| Work instructions |
From the data that follows, report the number of lines including "JSON", and only that number.

| Supplied data |
<<<<
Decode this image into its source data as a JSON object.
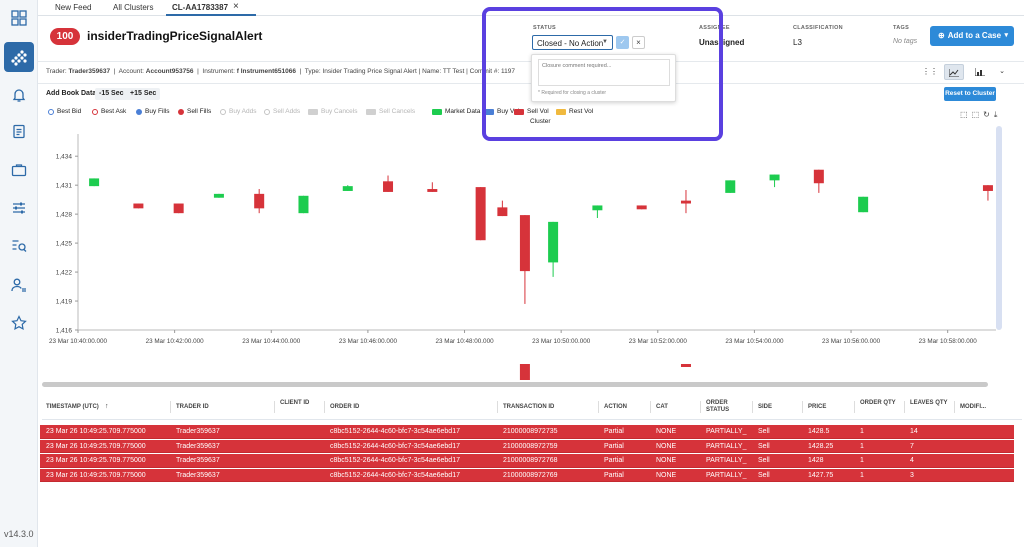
{
  "version": "v14.3.0",
  "tabs": [
    "New Feed",
    "All Clusters",
    "CL-AA1783387"
  ],
  "header": {
    "score": "100",
    "title": "insiderTradingPriceSignalAlert",
    "status_label": "STATUS",
    "status_value": "Closed - No Action",
    "assignee_label": "ASSIGNEE",
    "assignee_value": "Unassigned",
    "classification_label": "CLASSIFICATION",
    "classification_value": "L3",
    "tags_label": "TAGS",
    "tags_value": "No tags",
    "add_case_label": "Add to a Case"
  },
  "popover": {
    "placeholder": "Closure comment required...",
    "hint": "* Required for closing a cluster"
  },
  "infobar": {
    "trader_label": "Trader:",
    "trader": "Trader359637",
    "account_label": "Account:",
    "account": "Account953756",
    "instrument_label": "Instrument:",
    "instrument": "f Instrument651066",
    "type_text": "Type: Insider Trading Price Signal Alert | Name: TT Test | Commit #: 1197"
  },
  "controls": {
    "book_label": "Add Book Data:",
    "minus": "-15 Sec",
    "plus": "+15 Sec",
    "reset": "Reset to Cluster"
  },
  "legend": [
    {
      "label": "Best Bid",
      "kind": "ring",
      "color": "#4a7fd6",
      "enabled": true
    },
    {
      "label": "Best Ask",
      "kind": "ring",
      "color": "#d6333a",
      "enabled": true
    },
    {
      "label": "Buy Fills",
      "kind": "dot",
      "color": "#4a7fd6",
      "enabled": true
    },
    {
      "label": "Sell Fills",
      "kind": "dot",
      "color": "#d6333a",
      "enabled": true
    },
    {
      "label": "Buy Adds",
      "kind": "ring",
      "color": "#c4c4c4",
      "enabled": false
    },
    {
      "label": "Sell Adds",
      "kind": "ring",
      "color": "#c4c4c4",
      "enabled": false
    },
    {
      "label": "Buy Cancels",
      "kind": "sw",
      "color": "#d0d0d0",
      "enabled": false
    },
    {
      "label": "Sell Cancels",
      "kind": "sw",
      "color": "#d0d0d0",
      "enabled": false
    },
    {
      "label": "Market Data",
      "kind": "sw",
      "color": "#1dcc4f",
      "enabled": true
    },
    {
      "label": "Buy Vol",
      "kind": "sw",
      "color": "#4a7fd6",
      "enabled": true
    },
    {
      "label": "Sell Vol",
      "kind": "sw",
      "color": "#d6333a",
      "enabled": true
    },
    {
      "label": "Rest Vol",
      "kind": "sw",
      "color": "#f0b93e",
      "enabled": true
    }
  ],
  "legend_extra": "Cluster",
  "chart_data": {
    "type": "candlestick",
    "yticks": [
      "1,434",
      "1,431",
      "1,428",
      "1,425",
      "1,422",
      "1,419",
      "1,416"
    ],
    "ylim": [
      1416,
      1436.3
    ],
    "xticks": [
      "23 Mar 10:40:00.000",
      "23 Mar 10:42:00.000",
      "23 Mar 10:44:00.000",
      "23 Mar 10:46:00.000",
      "23 Mar 10:48:00.000",
      "23 Mar 10:50:00.000",
      "23 Mar 10:52:00.000",
      "23 Mar 10:54:00.000",
      "23 Mar 10:56:00.000",
      "23 Mar 10:58:00.000"
    ],
    "xlim": [
      0,
      1140
    ],
    "candles": [
      {
        "t": 20,
        "o": 1430.9,
        "c": 1431.7,
        "h": 1431.7,
        "l": 1430.9,
        "color": "#1dcc4f"
      },
      {
        "t": 75,
        "o": 1429.1,
        "c": 1428.6,
        "h": 1429.1,
        "l": 1428.6,
        "color": "#d6333a"
      },
      {
        "t": 125,
        "o": 1429.1,
        "c": 1428.1,
        "h": 1429.1,
        "l": 1428.1,
        "color": "#d6333a"
      },
      {
        "t": 175,
        "o": 1429.7,
        "c": 1430.1,
        "h": 1430.1,
        "l": 1429.7,
        "color": "#1dcc4f"
      },
      {
        "t": 225,
        "o": 1430.1,
        "c": 1428.6,
        "h": 1430.6,
        "l": 1428.1,
        "color": "#d6333a"
      },
      {
        "t": 280,
        "o": 1428.1,
        "c": 1429.9,
        "h": 1429.9,
        "l": 1428.1,
        "color": "#1dcc4f"
      },
      {
        "t": 335,
        "o": 1430.4,
        "c": 1430.9,
        "h": 1431.0,
        "l": 1430.4,
        "color": "#1dcc4f"
      },
      {
        "t": 385,
        "o": 1431.4,
        "c": 1430.3,
        "h": 1432.0,
        "l": 1430.3,
        "color": "#d6333a"
      },
      {
        "t": 440,
        "o": 1430.6,
        "c": 1430.3,
        "h": 1431.3,
        "l": 1430.3,
        "color": "#d6333a"
      },
      {
        "t": 500,
        "o": 1430.8,
        "c": 1425.3,
        "h": 1430.8,
        "l": 1425.3,
        "color": "#d6333a"
      },
      {
        "t": 527,
        "o": 1428.7,
        "c": 1427.8,
        "h": 1429.4,
        "l": 1427.8,
        "color": "#d6333a"
      },
      {
        "t": 555,
        "o": 1427.9,
        "c": 1422.1,
        "h": 1427.9,
        "l": 1418.7,
        "color": "#d6333a"
      },
      {
        "t": 590,
        "o": 1423.0,
        "c": 1427.2,
        "h": 1427.2,
        "l": 1421.5,
        "color": "#1dcc4f"
      },
      {
        "t": 645,
        "o": 1428.4,
        "c": 1428.9,
        "h": 1428.9,
        "l": 1427.6,
        "color": "#1dcc4f"
      },
      {
        "t": 700,
        "o": 1428.9,
        "c": 1428.5,
        "h": 1428.9,
        "l": 1428.5,
        "color": "#d6333a"
      },
      {
        "t": 755,
        "o": 1429.4,
        "c": 1429.1,
        "h": 1430.5,
        "l": 1428.1,
        "color": "#d6333a"
      },
      {
        "t": 810,
        "o": 1430.2,
        "c": 1431.5,
        "h": 1431.5,
        "l": 1430.2,
        "color": "#1dcc4f"
      },
      {
        "t": 865,
        "o": 1431.5,
        "c": 1432.1,
        "h": 1432.1,
        "l": 1430.8,
        "color": "#1dcc4f"
      },
      {
        "t": 920,
        "o": 1432.6,
        "c": 1431.2,
        "h": 1432.6,
        "l": 1430.2,
        "color": "#d6333a"
      },
      {
        "t": 975,
        "o": 1428.2,
        "c": 1429.8,
        "h": 1429.8,
        "l": 1428.2,
        "color": "#1dcc4f"
      },
      {
        "t": 1130,
        "o": 1431.0,
        "c": 1430.4,
        "h": 1431.0,
        "l": 1429.4,
        "color": "#d6333a"
      }
    ],
    "volume_bars": [
      {
        "t": 555,
        "color": "#d6333a"
      },
      {
        "t": 755,
        "color": "#d6333a"
      }
    ]
  },
  "table": {
    "columns": [
      "TIMESTAMP (UTC)",
      "TRADER ID",
      "CLIENT ID",
      "ORDER ID",
      "TRANSACTION ID",
      "ACTION",
      "CAT",
      "ORDER STATUS",
      "SIDE",
      "PRICE",
      "ORDER QTY",
      "LEAVES QTY",
      "MODIFI..."
    ],
    "rows": [
      [
        "23 Mar 26 10:49:25.709.775000",
        "Trader359637",
        "",
        "c8bc5152-2644-4c60-bfc7-3c54ae6ebd17",
        "21000008972735",
        "Partial",
        "NONE",
        "PARTIALLY_",
        "Sell",
        "1428.5",
        "1",
        "14"
      ],
      [
        "23 Mar 26 10:49:25.709.775000",
        "Trader359637",
        "",
        "c8bc5152-2644-4c60-bfc7-3c54ae6ebd17",
        "21000008972759",
        "Partial",
        "NONE",
        "PARTIALLY_",
        "Sell",
        "1428.25",
        "1",
        "7"
      ],
      [
        "23 Mar 26 10:49:25.709.775000",
        "Trader359637",
        "",
        "c8bc5152-2644-4c60-bfc7-3c54ae6ebd17",
        "21000008972768",
        "Partial",
        "NONE",
        "PARTIALLY_",
        "Sell",
        "1428",
        "1",
        "4"
      ],
      [
        "23 Mar 26 10:49:25.709.775000",
        "Trader359637",
        "",
        "c8bc5152-2644-4c60-bfc7-3c54ae6ebd17",
        "21000008972769",
        "Partial",
        "NONE",
        "PARTIALLY_",
        "Sell",
        "1427.75",
        "1",
        "3"
      ]
    ]
  }
}
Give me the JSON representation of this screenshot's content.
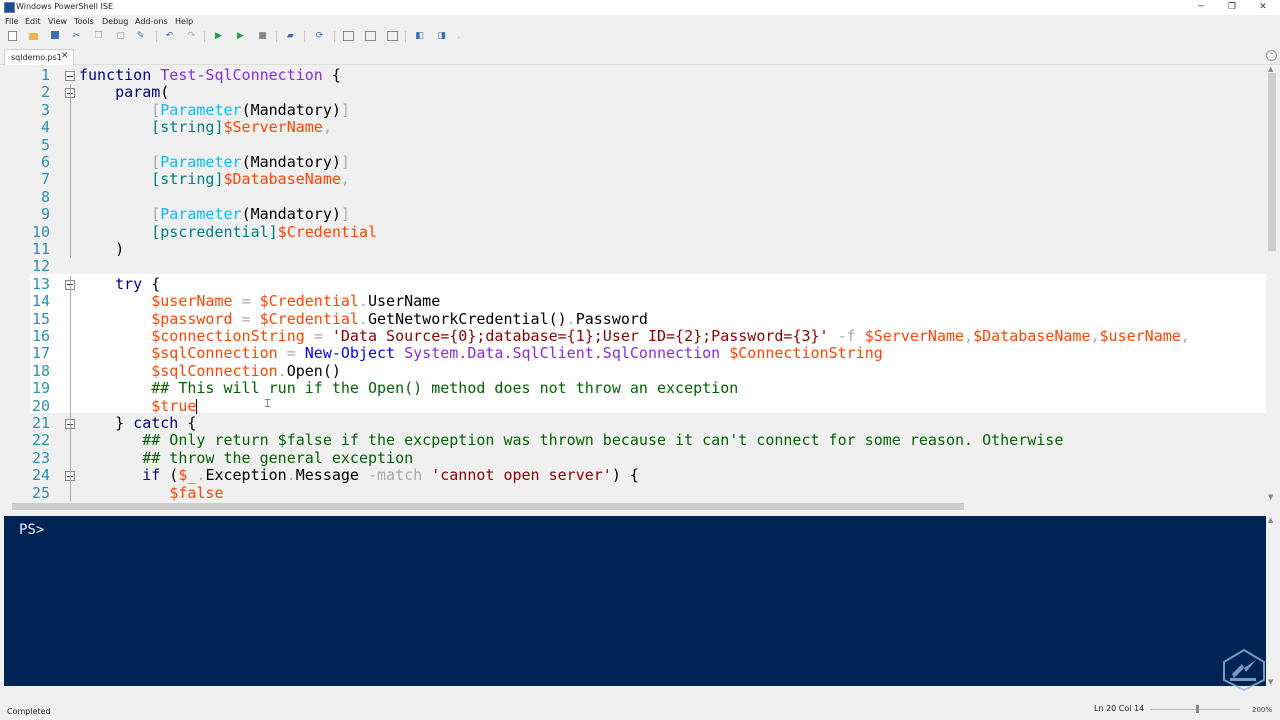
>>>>
| Written answer |
2